DATA RECORDS =>
※ ※ ※

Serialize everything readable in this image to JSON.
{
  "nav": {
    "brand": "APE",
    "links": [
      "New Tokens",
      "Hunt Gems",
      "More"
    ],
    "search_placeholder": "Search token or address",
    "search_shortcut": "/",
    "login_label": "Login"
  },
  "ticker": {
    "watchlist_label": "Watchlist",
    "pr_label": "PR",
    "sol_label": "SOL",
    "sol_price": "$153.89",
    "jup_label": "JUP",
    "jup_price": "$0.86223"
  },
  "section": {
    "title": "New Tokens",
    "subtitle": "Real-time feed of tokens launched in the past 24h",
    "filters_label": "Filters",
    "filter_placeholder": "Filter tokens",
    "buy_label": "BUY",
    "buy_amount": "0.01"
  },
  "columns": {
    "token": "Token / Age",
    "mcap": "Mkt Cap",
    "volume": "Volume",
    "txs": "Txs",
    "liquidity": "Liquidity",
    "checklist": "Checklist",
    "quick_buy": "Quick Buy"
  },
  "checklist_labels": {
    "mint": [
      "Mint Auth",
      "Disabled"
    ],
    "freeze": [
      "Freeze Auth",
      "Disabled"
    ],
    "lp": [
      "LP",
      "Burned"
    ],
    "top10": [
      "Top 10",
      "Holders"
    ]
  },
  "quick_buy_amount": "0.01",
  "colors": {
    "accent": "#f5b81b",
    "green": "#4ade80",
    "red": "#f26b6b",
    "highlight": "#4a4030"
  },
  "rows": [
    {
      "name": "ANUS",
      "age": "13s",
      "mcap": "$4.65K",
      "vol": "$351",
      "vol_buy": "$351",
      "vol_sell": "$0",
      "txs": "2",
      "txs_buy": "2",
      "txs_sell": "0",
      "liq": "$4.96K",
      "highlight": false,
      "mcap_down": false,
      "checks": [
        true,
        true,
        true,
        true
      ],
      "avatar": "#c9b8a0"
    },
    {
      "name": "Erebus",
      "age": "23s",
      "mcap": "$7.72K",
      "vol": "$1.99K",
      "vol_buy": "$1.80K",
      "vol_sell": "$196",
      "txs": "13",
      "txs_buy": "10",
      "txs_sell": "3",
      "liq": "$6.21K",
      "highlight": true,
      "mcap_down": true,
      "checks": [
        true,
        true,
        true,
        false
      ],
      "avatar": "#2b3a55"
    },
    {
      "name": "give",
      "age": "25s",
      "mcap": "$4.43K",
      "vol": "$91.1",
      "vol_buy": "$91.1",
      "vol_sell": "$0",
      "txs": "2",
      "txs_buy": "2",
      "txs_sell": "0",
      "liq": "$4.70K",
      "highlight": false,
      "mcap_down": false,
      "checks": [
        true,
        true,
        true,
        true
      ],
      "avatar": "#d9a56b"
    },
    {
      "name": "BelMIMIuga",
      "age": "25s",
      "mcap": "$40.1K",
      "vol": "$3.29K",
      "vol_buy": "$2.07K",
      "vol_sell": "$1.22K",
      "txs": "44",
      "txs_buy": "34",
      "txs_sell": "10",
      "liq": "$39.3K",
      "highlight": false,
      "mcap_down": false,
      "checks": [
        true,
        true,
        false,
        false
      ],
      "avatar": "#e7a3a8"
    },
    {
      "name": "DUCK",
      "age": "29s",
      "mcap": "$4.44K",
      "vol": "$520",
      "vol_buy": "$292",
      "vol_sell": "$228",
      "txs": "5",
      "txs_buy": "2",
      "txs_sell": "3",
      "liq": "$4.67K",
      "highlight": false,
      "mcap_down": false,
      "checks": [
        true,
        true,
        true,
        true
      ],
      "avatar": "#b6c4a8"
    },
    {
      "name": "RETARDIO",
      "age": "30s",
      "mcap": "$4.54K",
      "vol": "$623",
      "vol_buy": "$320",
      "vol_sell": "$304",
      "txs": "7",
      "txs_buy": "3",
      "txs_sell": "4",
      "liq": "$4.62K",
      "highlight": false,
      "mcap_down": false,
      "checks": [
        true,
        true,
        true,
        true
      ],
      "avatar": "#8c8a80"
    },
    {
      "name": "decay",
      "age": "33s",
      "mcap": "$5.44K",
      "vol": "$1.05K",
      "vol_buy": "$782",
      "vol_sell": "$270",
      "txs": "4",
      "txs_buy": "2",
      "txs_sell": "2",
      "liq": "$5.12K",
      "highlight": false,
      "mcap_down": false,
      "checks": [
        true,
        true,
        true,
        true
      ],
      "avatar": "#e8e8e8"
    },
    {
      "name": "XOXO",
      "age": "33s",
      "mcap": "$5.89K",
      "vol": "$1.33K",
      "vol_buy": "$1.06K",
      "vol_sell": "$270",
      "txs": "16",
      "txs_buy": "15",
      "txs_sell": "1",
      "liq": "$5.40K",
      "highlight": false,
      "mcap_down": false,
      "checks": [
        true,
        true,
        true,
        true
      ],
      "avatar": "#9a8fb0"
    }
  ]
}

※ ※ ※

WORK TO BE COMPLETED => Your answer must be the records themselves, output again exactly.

ANSWER BELOW =>
Serialize everything readable in this image to JSON.
{
  "nav": {
    "brand": "APE",
    "links": [
      "New Tokens",
      "Hunt Gems",
      "More"
    ],
    "search_placeholder": "Search token or address",
    "search_shortcut": "/",
    "login_label": "Login"
  },
  "ticker": {
    "watchlist_label": "Watchlist",
    "pr_label": "PR",
    "sol_label": "SOL",
    "sol_price": "$153.89",
    "jup_label": "JUP",
    "jup_price": "$0.86223"
  },
  "section": {
    "title": "New Tokens",
    "subtitle": "Real-time feed of tokens launched in the past 24h",
    "filters_label": "Filters",
    "filter_placeholder": "Filter tokens",
    "buy_label": "BUY",
    "buy_amount": "0.01"
  },
  "columns": {
    "token": "Token / Age",
    "mcap": "Mkt Cap",
    "volume": "Volume",
    "txs": "Txs",
    "liquidity": "Liquidity",
    "checklist": "Checklist",
    "quick_buy": "Quick Buy"
  },
  "checklist_labels": {
    "mint": [
      "Mint Auth",
      "Disabled"
    ],
    "freeze": [
      "Freeze Auth",
      "Disabled"
    ],
    "lp": [
      "LP",
      "Burned"
    ],
    "top10": [
      "Top 10",
      "Holders"
    ]
  },
  "quick_buy_amount": "0.01",
  "colors": {
    "accent": "#f5b81b",
    "green": "#4ade80",
    "red": "#f26b6b",
    "highlight": "#4a4030"
  },
  "rows": [
    {
      "name": "ANUS",
      "age": "13s",
      "mcap": "$4.65K",
      "vol": "$351",
      "vol_buy": "$351",
      "vol_sell": "$0",
      "txs": "2",
      "txs_buy": "2",
      "txs_sell": "0",
      "liq": "$4.96K",
      "highlight": false,
      "mcap_down": false,
      "checks": [
        true,
        true,
        true,
        true
      ],
      "avatar": "#c9b8a0"
    },
    {
      "name": "Erebus",
      "age": "23s",
      "mcap": "$7.72K",
      "vol": "$1.99K",
      "vol_buy": "$1.80K",
      "vol_sell": "$196",
      "txs": "13",
      "txs_buy": "10",
      "txs_sell": "3",
      "liq": "$6.21K",
      "highlight": true,
      "mcap_down": true,
      "checks": [
        true,
        true,
        true,
        false
      ],
      "avatar": "#2b3a55"
    },
    {
      "name": "give",
      "age": "25s",
      "mcap": "$4.43K",
      "vol": "$91.1",
      "vol_buy": "$91.1",
      "vol_sell": "$0",
      "txs": "2",
      "txs_buy": "2",
      "txs_sell": "0",
      "liq": "$4.70K",
      "highlight": false,
      "mcap_down": false,
      "checks": [
        true,
        true,
        true,
        true
      ],
      "avatar": "#d9a56b"
    },
    {
      "name": "BelMIMIuga",
      "age": "25s",
      "mcap": "$40.1K",
      "vol": "$3.29K",
      "vol_buy": "$2.07K",
      "vol_sell": "$1.22K",
      "txs": "44",
      "txs_buy": "34",
      "txs_sell": "10",
      "liq": "$39.3K",
      "highlight": false,
      "mcap_down": false,
      "checks": [
        true,
        true,
        false,
        false
      ],
      "avatar": "#e7a3a8"
    },
    {
      "name": "DUCK",
      "age": "29s",
      "mcap": "$4.44K",
      "vol": "$520",
      "vol_buy": "$292",
      "vol_sell": "$228",
      "txs": "5",
      "txs_buy": "2",
      "txs_sell": "3",
      "liq": "$4.67K",
      "highlight": false,
      "mcap_down": false,
      "checks": [
        true,
        true,
        true,
        true
      ],
      "avatar": "#b6c4a8"
    },
    {
      "name": "RETARDIO",
      "age": "30s",
      "mcap": "$4.54K",
      "vol": "$623",
      "vol_buy": "$320",
      "vol_sell": "$304",
      "txs": "7",
      "txs_buy": "3",
      "txs_sell": "4",
      "liq": "$4.62K",
      "highlight": false,
      "mcap_down": false,
      "checks": [
        true,
        true,
        true,
        true
      ],
      "avatar": "#8c8a80"
    },
    {
      "name": "decay",
      "age": "33s",
      "mcap": "$5.44K",
      "vol": "$1.05K",
      "vol_buy": "$782",
      "vol_sell": "$270",
      "txs": "4",
      "txs_buy": "2",
      "txs_sell": "2",
      "liq": "$5.12K",
      "highlight": false,
      "mcap_down": false,
      "checks": [
        true,
        true,
        true,
        true
      ],
      "avatar": "#e8e8e8"
    },
    {
      "name": "XOXO",
      "age": "33s",
      "mcap": "$5.89K",
      "vol": "$1.33K",
      "vol_buy": "$1.06K",
      "vol_sell": "$270",
      "txs": "16",
      "txs_buy": "15",
      "txs_sell": "1",
      "liq": "$5.40K",
      "highlight": false,
      "mcap_down": false,
      "checks": [
        true,
        true,
        true,
        true
      ],
      "avatar": "#9a8fb0"
    }
  ]
}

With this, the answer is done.